The first song that unlocked Reeder’s musical world for me was “Beachball.” “The weak spot on a beachball is the valve/if you don’t count the smell/or the fact that the harder you hit it/the slower it seems to go.” This song and many others have a nursery rhyme-like charm and, like any good nursery rhyme, it tells a grown-up message. Then I discovered his song “Maybe,” a cool, collected yet somehow funny lament on death in which Reeder sings in the chorus, “Maybe Jesus beat that rap we’re not sure/Maybe you can live forever if your heart is pure/Maybe you’ll come back someday as a king prawn.” Reeder’s humor in his lyrics could be labeled as dark humor, but they leave you feeling light and endow the listener with an ability to laugh in the face of life’s biggest questions. The chorus concludes: “Maybe angels come and take you away to heaven or the other way/but from down here it appears that when you’re gone, you’re gone.”

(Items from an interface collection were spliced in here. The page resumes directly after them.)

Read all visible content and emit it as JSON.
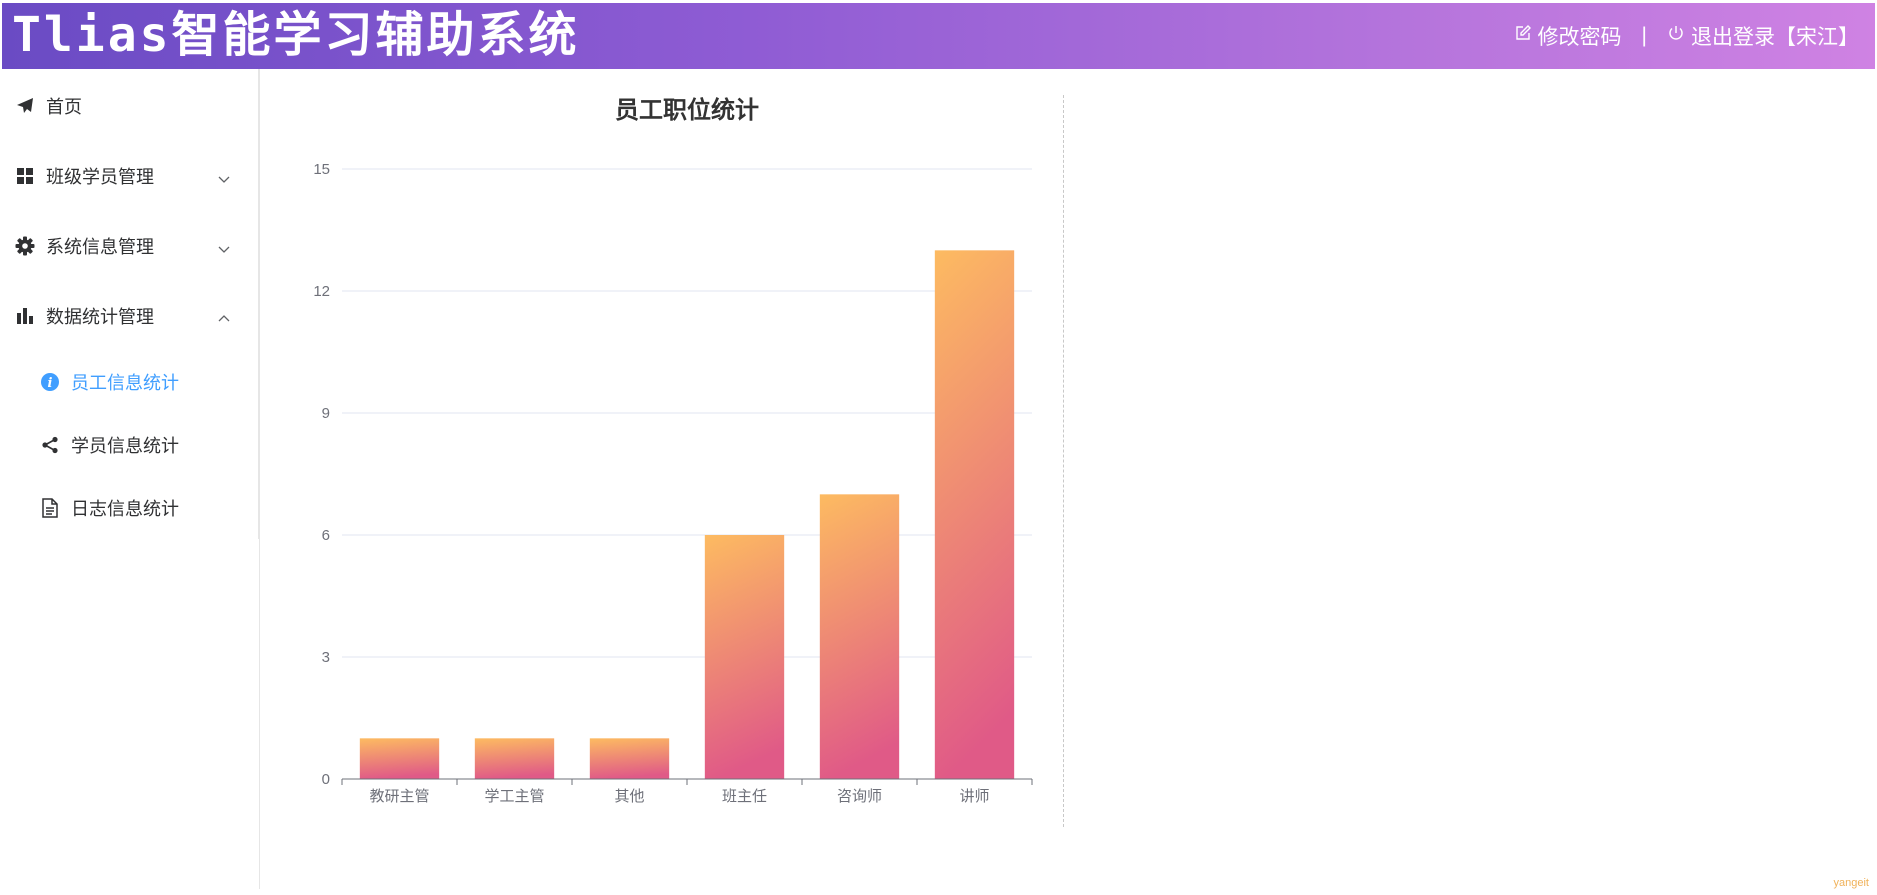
{
  "header": {
    "title": "Tlias智能学习辅助系统",
    "change_password": "修改密码",
    "separator": "|",
    "logout": "退出登录【宋江】"
  },
  "sidebar": {
    "items": [
      {
        "label": "首页",
        "icon": "paper-plane-icon"
      },
      {
        "label": "班级学员管理",
        "icon": "grid-icon",
        "expanded": false
      },
      {
        "label": "系统信息管理",
        "icon": "gear-icon",
        "expanded": false
      },
      {
        "label": "数据统计管理",
        "icon": "bar-chart-icon",
        "expanded": true
      }
    ],
    "sub_items": [
      {
        "label": "员工信息统计",
        "icon": "info-circle-icon",
        "active": true
      },
      {
        "label": "学员信息统计",
        "icon": "share-icon",
        "active": false
      },
      {
        "label": "日志信息统计",
        "icon": "document-icon",
        "active": false
      }
    ]
  },
  "colors": {
    "header_gradient_start": "#6a4bc4",
    "header_gradient_end": "#cf82e3",
    "active": "#409eff",
    "bar_top": "#fdbb61",
    "bar_bottom": "#e05a87"
  },
  "chart_data": {
    "type": "bar",
    "title": "员工职位统计",
    "categories": [
      "教研主管",
      "学工主管",
      "其他",
      "班主任",
      "咨询师",
      "讲师"
    ],
    "values": [
      1,
      1,
      1,
      6,
      7,
      13
    ],
    "ylim": [
      0,
      15
    ],
    "yticks": [
      "0",
      "3",
      "6",
      "9",
      "12",
      "15"
    ],
    "xlabel": "",
    "ylabel": "",
    "grid": true
  },
  "watermark": "yangeit"
}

His songs range from sincere and melancholic like “Beachball” to ludicrous and hilarious like “Born a Worm” or a song like “Pussyboy,” which makes you want to laugh and cry at the same time. He has a talent for delivering X-rated lyrics in such a soothing and emotional way. “Maybe I sing, oohooh, like a pussy boy/But that don’t mean I ain’t got no..../testosterone.” Every song carries the same amount of honesty and the songs that are funny are no less full of meaning. Many of his songs are very short, some even under a minute. I told him that I admire this quirk in his music and that it takes guts to end a song like that. Echoing the lyrics of “Maybe,” he replied: “When you’re done, you’re done.” He continued, “Yeah, actually what I’ve noticed is when you paint a picture, I paint too, I actually think of myself as a painter, you notice at some point that anything I do now is just gonna make it worse. So, yeah, even if half of the canvas is empty that doesn’t really matter. Or if there is something that hasn’t been fixed it doesn’t matter. You just leave it that way. And actually if you listen to a lot of music out there, they didn’t stop in time.”
In trying to articulate what it is about Dan Reeder’s music that is so enlightened, I have encountered the problem that he sings about in “Beachball”: The harder you hit it, the slower it seems to go. The harder I try to articulate his music, the further I seem to get from its essence. Luckily, I am aided by Reeder himself in his own words. Reeder’s music reaches into the deepest and oldest rivulets of the brain, where humor, imagination and wonder are housed, disarming you in the process. Trying to deduce Reeder’s songs would be a fruitless task, for the zen character they possess leaves the listener without any need for stubborn words. All Dan Reeder songs find themselves somewhere in the middle between nihilism and utopia, between love and hate. He perpetually putters in the middle and uncomplicates the world.
Dan Reeder’s music is that beach ball. It sails effortlessly through the air. It is light yet full of character. It is sincere yet playful. It is something everybody recognizes yet distinctive and fun and most importantly, the harder you seem to hit it, the slower it seems to go. Dan Reeder is a mild-mannered genius and I hope he will be tinkering with sound and color for a long time to come. ▲
Tristan Geary is a jazz pianist and a recent graduate from Bard College in upstate New York. He has been performing and teaching for many years. In addition, Tristan is also a composer, most recently writing for The Orchestra Now. Tristan lives in Boston and writes for music blog Sound of Boston.